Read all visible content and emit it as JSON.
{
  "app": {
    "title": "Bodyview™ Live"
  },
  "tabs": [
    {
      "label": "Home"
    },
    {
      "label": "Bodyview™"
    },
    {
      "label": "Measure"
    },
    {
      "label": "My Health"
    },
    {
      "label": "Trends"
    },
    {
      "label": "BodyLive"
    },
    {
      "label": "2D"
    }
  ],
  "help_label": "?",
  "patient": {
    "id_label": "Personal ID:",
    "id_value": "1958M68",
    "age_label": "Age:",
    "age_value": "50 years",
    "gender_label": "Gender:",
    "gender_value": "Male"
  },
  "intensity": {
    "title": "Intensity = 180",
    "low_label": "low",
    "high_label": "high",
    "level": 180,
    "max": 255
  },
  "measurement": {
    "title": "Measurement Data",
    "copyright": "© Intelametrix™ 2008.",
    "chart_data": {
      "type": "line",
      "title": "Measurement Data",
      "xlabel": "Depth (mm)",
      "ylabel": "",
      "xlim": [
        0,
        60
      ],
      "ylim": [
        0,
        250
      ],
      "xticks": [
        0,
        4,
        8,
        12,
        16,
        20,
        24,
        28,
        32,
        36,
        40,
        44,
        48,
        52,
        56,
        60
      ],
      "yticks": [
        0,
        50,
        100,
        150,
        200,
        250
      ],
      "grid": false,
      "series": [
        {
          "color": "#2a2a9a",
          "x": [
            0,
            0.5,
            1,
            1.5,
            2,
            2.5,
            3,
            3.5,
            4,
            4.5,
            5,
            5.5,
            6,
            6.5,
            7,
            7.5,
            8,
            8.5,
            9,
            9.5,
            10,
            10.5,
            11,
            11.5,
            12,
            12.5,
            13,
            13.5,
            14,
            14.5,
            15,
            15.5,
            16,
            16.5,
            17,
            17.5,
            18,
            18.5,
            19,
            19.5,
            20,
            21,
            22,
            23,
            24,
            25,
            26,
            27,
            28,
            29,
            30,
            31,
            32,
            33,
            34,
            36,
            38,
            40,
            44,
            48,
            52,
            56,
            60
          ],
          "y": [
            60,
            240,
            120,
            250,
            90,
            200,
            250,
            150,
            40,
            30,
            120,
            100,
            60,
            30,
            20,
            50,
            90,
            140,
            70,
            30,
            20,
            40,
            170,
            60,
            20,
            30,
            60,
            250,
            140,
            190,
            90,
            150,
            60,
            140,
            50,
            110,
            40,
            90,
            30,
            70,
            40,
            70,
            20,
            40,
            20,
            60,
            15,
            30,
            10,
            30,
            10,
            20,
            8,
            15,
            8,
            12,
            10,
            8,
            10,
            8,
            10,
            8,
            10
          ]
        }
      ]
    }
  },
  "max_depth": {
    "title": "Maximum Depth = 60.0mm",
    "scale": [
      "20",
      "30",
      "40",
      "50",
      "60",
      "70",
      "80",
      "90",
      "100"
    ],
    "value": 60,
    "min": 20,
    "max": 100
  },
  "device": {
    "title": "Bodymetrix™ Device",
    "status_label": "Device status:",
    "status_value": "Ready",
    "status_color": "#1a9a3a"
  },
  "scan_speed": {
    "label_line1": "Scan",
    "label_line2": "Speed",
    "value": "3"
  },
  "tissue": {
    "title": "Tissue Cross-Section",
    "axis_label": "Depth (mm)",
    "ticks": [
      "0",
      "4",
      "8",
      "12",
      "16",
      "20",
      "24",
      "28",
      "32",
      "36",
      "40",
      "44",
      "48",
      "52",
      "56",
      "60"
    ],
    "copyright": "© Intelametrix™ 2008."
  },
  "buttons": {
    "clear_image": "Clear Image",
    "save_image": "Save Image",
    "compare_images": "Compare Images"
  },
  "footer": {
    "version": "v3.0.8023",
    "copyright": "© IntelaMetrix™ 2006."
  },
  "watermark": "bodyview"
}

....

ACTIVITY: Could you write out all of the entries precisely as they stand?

SOLUTION TO THE PROBLEM:
Read all visible content and emit it as JSON.
{
  "app": {
    "title": "Bodyview™ Live"
  },
  "tabs": [
    {
      "label": "Home"
    },
    {
      "label": "Bodyview™"
    },
    {
      "label": "Measure"
    },
    {
      "label": "My Health"
    },
    {
      "label": "Trends"
    },
    {
      "label": "BodyLive"
    },
    {
      "label": "2D"
    }
  ],
  "help_label": "?",
  "patient": {
    "id_label": "Personal ID:",
    "id_value": "1958M68",
    "age_label": "Age:",
    "age_value": "50 years",
    "gender_label": "Gender:",
    "gender_value": "Male"
  },
  "intensity": {
    "title": "Intensity = 180",
    "low_label": "low",
    "high_label": "high",
    "level": 180,
    "max": 255
  },
  "measurement": {
    "title": "Measurement Data",
    "copyright": "© Intelametrix™ 2008.",
    "chart_data": {
      "type": "line",
      "title": "Measurement Data",
      "xlabel": "Depth (mm)",
      "ylabel": "",
      "xlim": [
        0,
        60
      ],
      "ylim": [
        0,
        250
      ],
      "xticks": [
        0,
        4,
        8,
        12,
        16,
        20,
        24,
        28,
        32,
        36,
        40,
        44,
        48,
        52,
        56,
        60
      ],
      "yticks": [
        0,
        50,
        100,
        150,
        200,
        250
      ],
      "grid": false,
      "series": [
        {
          "color": "#2a2a9a",
          "x": [
            0,
            0.5,
            1,
            1.5,
            2,
            2.5,
            3,
            3.5,
            4,
            4.5,
            5,
            5.5,
            6,
            6.5,
            7,
            7.5,
            8,
            8.5,
            9,
            9.5,
            10,
            10.5,
            11,
            11.5,
            12,
            12.5,
            13,
            13.5,
            14,
            14.5,
            15,
            15.5,
            16,
            16.5,
            17,
            17.5,
            18,
            18.5,
            19,
            19.5,
            20,
            21,
            22,
            23,
            24,
            25,
            26,
            27,
            28,
            29,
            30,
            31,
            32,
            33,
            34,
            36,
            38,
            40,
            44,
            48,
            52,
            56,
            60
          ],
          "y": [
            60,
            240,
            120,
            250,
            90,
            200,
            250,
            150,
            40,
            30,
            120,
            100,
            60,
            30,
            20,
            50,
            90,
            140,
            70,
            30,
            20,
            40,
            170,
            60,
            20,
            30,
            60,
            250,
            140,
            190,
            90,
            150,
            60,
            140,
            50,
            110,
            40,
            90,
            30,
            70,
            40,
            70,
            20,
            40,
            20,
            60,
            15,
            30,
            10,
            30,
            10,
            20,
            8,
            15,
            8,
            12,
            10,
            8,
            10,
            8,
            10,
            8,
            10
          ]
        }
      ]
    }
  },
  "max_depth": {
    "title": "Maximum Depth = 60.0mm",
    "scale": [
      "20",
      "30",
      "40",
      "50",
      "60",
      "70",
      "80",
      "90",
      "100"
    ],
    "value": 60,
    "min": 20,
    "max": 100
  },
  "device": {
    "title": "Bodymetrix™ Device",
    "status_label": "Device status:",
    "status_value": "Ready",
    "status_color": "#1a9a3a"
  },
  "scan_speed": {
    "label_line1": "Scan",
    "label_line2": "Speed",
    "value": "3"
  },
  "tissue": {
    "title": "Tissue Cross-Section",
    "axis_label": "Depth (mm)",
    "ticks": [
      "0",
      "4",
      "8",
      "12",
      "16",
      "20",
      "24",
      "28",
      "32",
      "36",
      "40",
      "44",
      "48",
      "52",
      "56",
      "60"
    ],
    "copyright": "© Intelametrix™ 2008."
  },
  "buttons": {
    "clear_image": "Clear Image",
    "save_image": "Save Image",
    "compare_images": "Compare Images"
  },
  "footer": {
    "version": "v3.0.8023",
    "copyright": "© IntelaMetrix™ 2006."
  },
  "watermark": "bodyview"
}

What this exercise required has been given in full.